• Join over 1.2 million students every month
  • Accelerate your learning by 29%
  • Unlimited access from just £6.99 per month

Discuss the following poem (A Thunderstorm in Town by Thomas Hardy) in detail, considering its presentation of unrequited love.

Extracts from this document...


A Thunderstorm in Town is a reminiscence of a time Hardy spent with a woman to whom he had became drawn, Florence Henniker. His affection towards her is shown in several ways, including his noting of the ?terra-cotta? detail of her dress (which shows how he was mesmerized, and ?terra-cotta?, having a connotation of nature, implies that his love for her was natural - and fresh, implied by the adjective ?new? - perhaps unlike that which he had for his wife Emma), and the line ?We sat on, snug and warm?, showing his attachment, as he regards this moment as one of intimacy. This affection also affects the passage of time in the poem; as they sat ?motionless?, it feels as if time has stopped, the ?pelting storm? and rain (which establishes a sense of melancholy) ...read more.


Examining the structure of this line (?Then the downpour ceased, to my sharp sad pain?) closely, it can be seen that there was a brief pause (comma) after the storm ended, followed by a sudden thrust of pain. The ?ABBAB? rhyme scheme of this stanza creates rhythmic symmetry about this line and the last line of the first stanza, further reinforcing the idea that the pain of this line was ?thrusted? into his heart, breaking it and causing it to skip yet another beat as suggested by the rhyme scheme, only this time in pain instead of blissful affection. The ?glass? in the next line implies the physical and emotional weakness he felt after she, seemingly without a moment?s hesitation, ?sprang? to her door (and in doing so would be sealed away from him). ...read more.


This is evidence that Hardy may have anticipated this gloomy ending to his attraction to Henniker, especially when considering that she was religious, conflicting with Hardy?s atheism, and already married, thus out of his reach. The ending of this poem is, therefore, one of tragic sadness, showing not only how his hopelessness prevented him from acting before she left, but also the regret he feels for not using this opportunity. The reader is left with the image of his brokenness, and the sad, final thought that, while his feelings for, and thoughts about her had gone on, ?lasted a minute more?, the storm which enabled their closeness (shown in the line ?We sat on snug and warm?) did not. The indents in the last lines of both stanzas subtly but effectively convey to the reader the emotional damage inflicted upon him by unrequited love, as they imply that it has left a hole in his heart. ...read more.

The above preview is unformatted text

This student written piece of work is one of many that can be found in our AS and A Level Other Poets section.

Found what you're looking for?

  • Start learning 29% faster today
  • 150,000+ documents available
  • Just £6.99 a month

Not the one?
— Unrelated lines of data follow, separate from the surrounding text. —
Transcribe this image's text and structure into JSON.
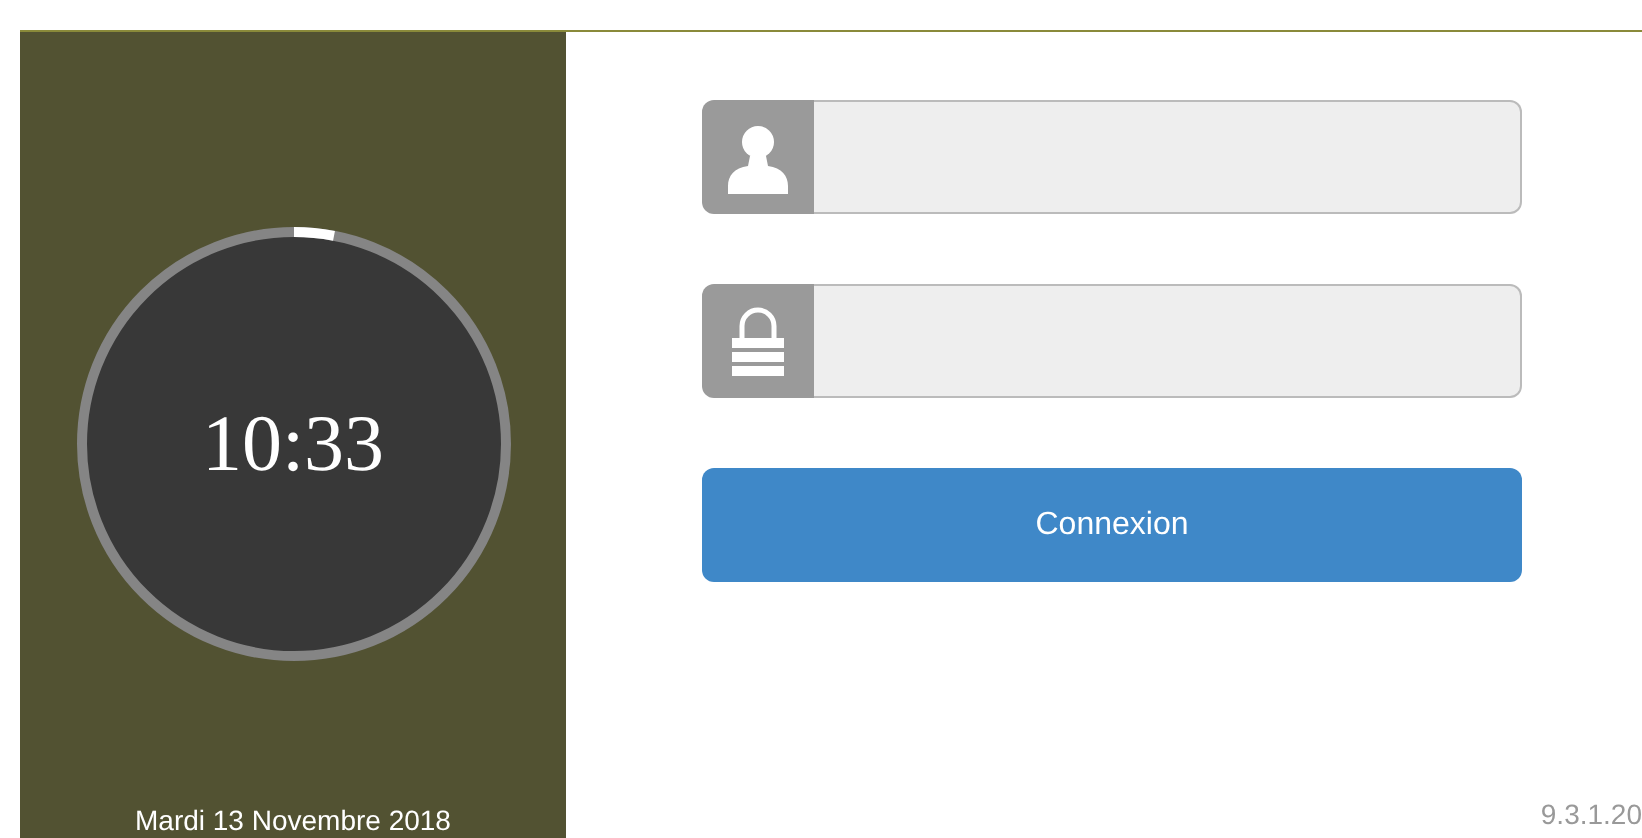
{
  "clock": {
    "time": "10:33"
  },
  "date": "Mardi 13 Novembre 2018",
  "fields": [
    {
      "kind": "user"
    },
    {
      "kind": "password"
    }
  ],
  "login_button": "Connexion",
  "version": "9.3.1.20"
}
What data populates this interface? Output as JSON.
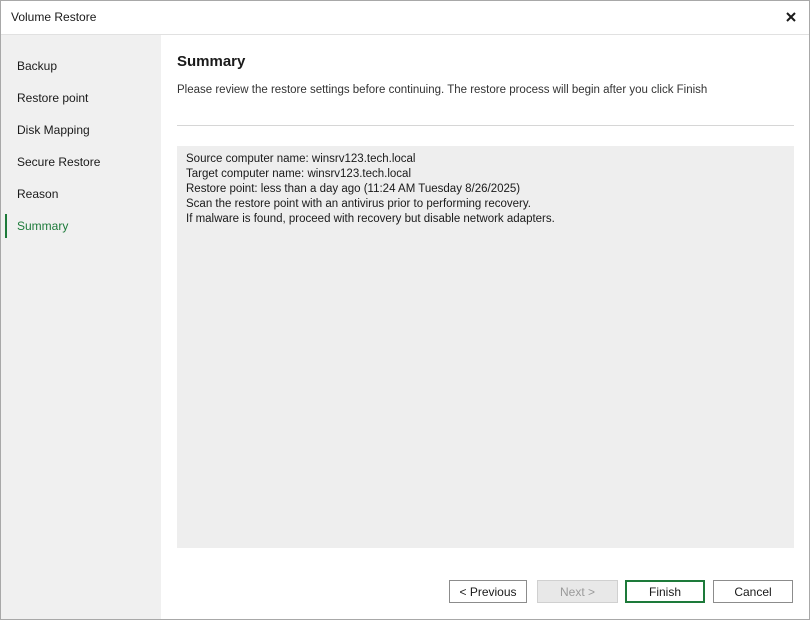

Search for your essay title...
  • Join over 1.2 million students every month
  • Accelerate your learning by 29%
  • Unlimited access from just £6.99 per month

See related essaysSee related essays

Related AS and A Level Other Poets essays

  1. Considering in detail one or two poems or passages from longer poems, discuss Browning's ...

    Lucreiza and Fra Lippo at the beginning of one with the night watchman; however, the true characters are displayed through Fra Lippo's ability to forget the quarrel and Andrea's inability to do the same. Browning's handling of a dramatic monologue is successful in the ways he is able to portray

  2. Comment closely on the following poem (The Self-Unseeing by Thomas Hardy), paying particular attention ...

    was ?unseeing? and could not see the true value of his life with his parents. This makes the light imagery all the more powerful, as Hardy uses it to show that he is now able to see what he was unable to in his childhood.

  1. Discuss Thomas presentation of strong emotions in Tears.

    His strong emotion of solitude is also made obvious to the reader in Thomas? other works such as Melancholy where he writes, ?I feared the solitude far more I feared all company? and in Rain ?I was born into this solitude?.

  2. Fern Hill By Dylan Thomas, summary and commentary.

    mercy of his means?; ?time allows/so few and such morning songs.? There are other formulaic systems to charm the ear, such as the conversational ?Now as I was,? ?And as I was,? and ?Oh as I was?; the spatial ?About the lilting house? and ?About the happy yard?; and the

  • Over 160,000 pieces
    of student written work
  • Annotated by
    experienced teachers
  • Ideas and feedback to
    improve your own work